The bad thing about this is it can take a really long time to get to the next milestone as there's no real sense of urgency about it. I just bounce around a five or six pound radius until I finally decide to get serious about it again. The good thing is I can maintain my weight without constant vigilance. When I'm not actively trying to lose weight I am fairly relaxed in my eating, and I don't worry about it until my weight starts to creep up to 148 or 149.

When I AM trying to lose weight I don't like being more than 3 or 4 pounds over my most recent lowest weight. This includes weighing myself at the end of the day. 4 pounds is pushing it big time. That usually bothers me enough to buckle down. Usually.

Like most overweight people I have gained and lost weight many times over. The biggest thing that has been different about this time is that I always stopped weighing myself before. Once I stopped weighing myself the weight came right back on. Tighter clothes didn't bother me. I just stopped wearing them and bought larger sizes next time I went shopping.

Stephanie said...

Hi Lyn - thanks for stopping by my blog. Hey I think I noticed in the comments that you have, in fact, read the book by Dr. Kessler called "The End of Overeating." I am just finishing it and wow, I think it was an excellent book in many ways. I loved the exploitation of the food industry part (who KNEW?) but though his "food rehab" suggestions were extremely helpful. There really are ways to deal with the issue and one of your other commenters is absolutely right - it is no different than any other addiction such as alcohol or drugs. The problem, though, is that we cannot go "cold turkey" off of food! So we have to find a way to make peace. After reading your post, I just couldn't help but think of that book and how its advice might be helpful to you in your struggle. I know it's hard, girl. Hang in there.

Anonymous said...

When such arguments are overcoming me, I try to stop and pray for the strength to overcome them. Sometimes it helps, others it doesn't, mostly dependent upon the level of resolve in my prayer. (taking time to really focus and connect to God's power versus blurting out a quick "Help God.")

Caitlin said...

I know this argument well!

I handle it by telling myself no foods are off-limits. Of course I can have that donut. I can eat whatever I want! And then the question becomes about whether I really want it. It is freeing in a way to tell myself that nothing is off-limits.
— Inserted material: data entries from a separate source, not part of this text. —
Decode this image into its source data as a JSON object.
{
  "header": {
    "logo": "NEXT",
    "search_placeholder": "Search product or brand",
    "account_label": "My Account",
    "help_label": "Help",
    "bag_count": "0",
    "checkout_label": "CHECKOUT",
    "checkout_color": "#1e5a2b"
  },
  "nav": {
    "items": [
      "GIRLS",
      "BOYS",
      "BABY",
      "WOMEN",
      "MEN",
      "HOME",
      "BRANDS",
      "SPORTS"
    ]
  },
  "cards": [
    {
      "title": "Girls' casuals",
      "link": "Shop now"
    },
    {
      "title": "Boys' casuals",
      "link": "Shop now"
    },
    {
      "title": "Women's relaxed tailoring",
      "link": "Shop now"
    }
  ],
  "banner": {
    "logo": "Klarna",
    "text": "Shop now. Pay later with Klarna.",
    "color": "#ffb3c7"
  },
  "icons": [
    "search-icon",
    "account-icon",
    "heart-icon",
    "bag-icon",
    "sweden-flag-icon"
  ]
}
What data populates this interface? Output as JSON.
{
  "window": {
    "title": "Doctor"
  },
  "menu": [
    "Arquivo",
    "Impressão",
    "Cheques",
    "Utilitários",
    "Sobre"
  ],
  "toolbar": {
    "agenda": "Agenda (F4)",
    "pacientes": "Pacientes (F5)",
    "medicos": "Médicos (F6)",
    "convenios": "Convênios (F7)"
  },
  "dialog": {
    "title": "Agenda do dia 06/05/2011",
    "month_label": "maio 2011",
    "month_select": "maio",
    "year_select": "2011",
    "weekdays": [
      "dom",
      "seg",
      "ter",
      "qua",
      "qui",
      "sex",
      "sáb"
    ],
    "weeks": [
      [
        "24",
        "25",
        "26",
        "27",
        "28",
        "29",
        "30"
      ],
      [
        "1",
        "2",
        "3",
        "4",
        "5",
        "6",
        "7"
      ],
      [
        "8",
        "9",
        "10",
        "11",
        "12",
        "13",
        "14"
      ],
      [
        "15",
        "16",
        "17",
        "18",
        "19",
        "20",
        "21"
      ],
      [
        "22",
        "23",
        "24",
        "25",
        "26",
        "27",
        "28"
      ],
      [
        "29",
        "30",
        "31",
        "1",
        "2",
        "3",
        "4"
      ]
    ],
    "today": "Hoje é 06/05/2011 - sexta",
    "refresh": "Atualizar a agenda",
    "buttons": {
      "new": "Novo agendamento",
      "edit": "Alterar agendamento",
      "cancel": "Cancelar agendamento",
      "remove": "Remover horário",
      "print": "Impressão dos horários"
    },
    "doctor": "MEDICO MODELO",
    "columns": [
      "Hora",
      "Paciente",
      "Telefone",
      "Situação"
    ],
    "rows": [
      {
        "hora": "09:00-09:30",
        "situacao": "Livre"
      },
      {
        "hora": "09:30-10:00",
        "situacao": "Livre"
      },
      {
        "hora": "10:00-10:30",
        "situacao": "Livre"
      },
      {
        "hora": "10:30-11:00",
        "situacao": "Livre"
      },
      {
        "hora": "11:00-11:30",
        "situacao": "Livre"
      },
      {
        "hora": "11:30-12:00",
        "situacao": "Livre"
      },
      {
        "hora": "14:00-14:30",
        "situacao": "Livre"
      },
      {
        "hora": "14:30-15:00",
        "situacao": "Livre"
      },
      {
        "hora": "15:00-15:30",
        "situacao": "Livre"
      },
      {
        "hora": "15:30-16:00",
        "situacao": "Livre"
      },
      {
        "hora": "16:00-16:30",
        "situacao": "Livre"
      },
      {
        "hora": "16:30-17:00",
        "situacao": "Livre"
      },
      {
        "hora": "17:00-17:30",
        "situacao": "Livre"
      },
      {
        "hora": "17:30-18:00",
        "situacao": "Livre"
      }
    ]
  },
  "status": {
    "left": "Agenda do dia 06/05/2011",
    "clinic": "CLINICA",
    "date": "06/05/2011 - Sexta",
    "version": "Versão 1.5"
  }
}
Because then I own all of my choices, and I force myself to think about what I will feel like if I make that choice, after I eat that donut. It becomes easier to make better choices for myself this way.

It's a long road, but I am making progress with this argument!